Gyft, the TechCrunch Disrupt SF 2012 finalist, which lets you buy, save, redeem and share gift cards using your iPhone, has just launched Passbook integration. Because Gyft supports storing your plastic gift cards thanks to its relationships with retailers and data partners, this integration means you can now dump out all those plastic cards cluttering up your physical wallet and just use your iPhone instead.
The startup currently sells and stores cards from over 200 major retailers, including Amazon, Brookstone, Lowe’s, Toys “R” Us, Sephora and others, but cards from other retailers Gyft isn’t officially working with can be stored in the Gyft application as well.
Gyft CEO Vinny Lingham had pre-announced this news on stage during the Battlefield finals at Disrupt earlier this month, but the functionality was not complete at the time. After sending in the update to Apple last week, Lingham tells me that the promised Passbook integration was just approved last night.
For those of you unfamiliar, Gyft is a company that’s trying to bring the plastic gift card industry to mobile, as opposed to focusing on new “social gifting” experiences like some of the other gift card startups operating in this space currently do. While the Gyft app supports storing a variety of gift cards, users will also be able to check their balances on the cards Gyft has a retailer partnership with, thanks to the app’s ability to interoperate with the retailers’ backend systems.
In the updated app, the Passbook integration is offered on a per card basis, which may mean a little bit of work for those of you who have a lot of cards to transfer over from your current wallet. But the end result is worth it: instead of having a generic “Gyft” card stored in the Passbook app, you’ll have what appears to be the individual store gift cards there, powered by Gyft.
Startups Adopting Passbook Offer Alternatives To “Official Apps”

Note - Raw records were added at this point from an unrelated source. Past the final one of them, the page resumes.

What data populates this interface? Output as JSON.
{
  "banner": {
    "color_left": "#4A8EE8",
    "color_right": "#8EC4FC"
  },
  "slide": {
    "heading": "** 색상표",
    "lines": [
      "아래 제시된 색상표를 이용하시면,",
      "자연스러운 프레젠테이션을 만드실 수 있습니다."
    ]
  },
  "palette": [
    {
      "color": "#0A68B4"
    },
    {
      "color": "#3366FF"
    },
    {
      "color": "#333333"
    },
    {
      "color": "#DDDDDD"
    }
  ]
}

It’s too soon to call Apple’s Passbook a success – there are still many kinks to work out, including employee training and education, for starters. See Darrell’s real-world Passbook test here, for example. Plus, this weekend, a Walgreens clerk asked me to “turn up the brightness” on my iPhone when my Passbook card didn’t scan. That didn’t work. She said she would have to bring up the issue with the manager, but hey, maybe she could just look me up by phone number instead? These inconveniences are acceptable at first launch as everyone is confused and learning something new, but if successful scans continue to be hit-or-miss experiences, users and stores will quickly revert to the old ways of doing things.
Despite these potential pitfalls, some startups are now viewing Passbook as a way to attract and engage users, both new and existing. Gyft is essentially bringing several more retailers to the Passbook app, even including those who have yet to adopt the feature officially.
Meanwhile, Belly, a loyalty card startup, is another one of the youngest companies on Passbook. And it’s today reporting some huge numbers thanks to the integration. The startup says it saw over 20,000 app downloads during the weekend, which has pushed the app to well over 500,000 users. It’s been the biggest four days in Belly’s history, the company told us this morning.
Another former TechCrunch Disrupt finalist, the mobile coupon sharing app SnipSnap, is also preparing to launch Passbook integration in October. Currently, the app lets users snap photos of store (not manufacturer) coupons and trade them within the app, allowing other users to save those shared coupons into their own virtual wallet of sorts.
According to SnipSnap CEO Ted Mann, the export-to-Passbook feature will support 2D barcodes, but the cool thing here is that SnipSnap will let you send individual coupons to your Passbook. That means you’ll be able to see which stores the coupons are associated with and what item they’re for, right from the front of the Passbook card itself. That’s an improvement over the current couponing experience in Target’s own app, for example, (one of the stores supported in SnipSnap), because with Target’s Passbook integration, you have to hit the small “i” button on the front of the card to see your mobile coupon details. That’s a bit cumbersome.
The interesting thing here about startups’ adoption of Passbook is that they’re able to move more quickly than the major brands, offering what some would even argue is a better experience than the “official” route. (At least, I would.) That could bode well for Passbook adoption – the numbers we’ve been seeing indicate user curiosity and interest in the feature, at least. And if a retailer hasn’t yet launched a Passbook experience for their users, these startups could benefit from users’ desire for a mobile wallet/couponing option. But all this hinges on whether or not whether or not cashiers out in the real world have been trained, and have equipment and systems that actually work. And in Passbook’s early days, that hasn’t always been the case.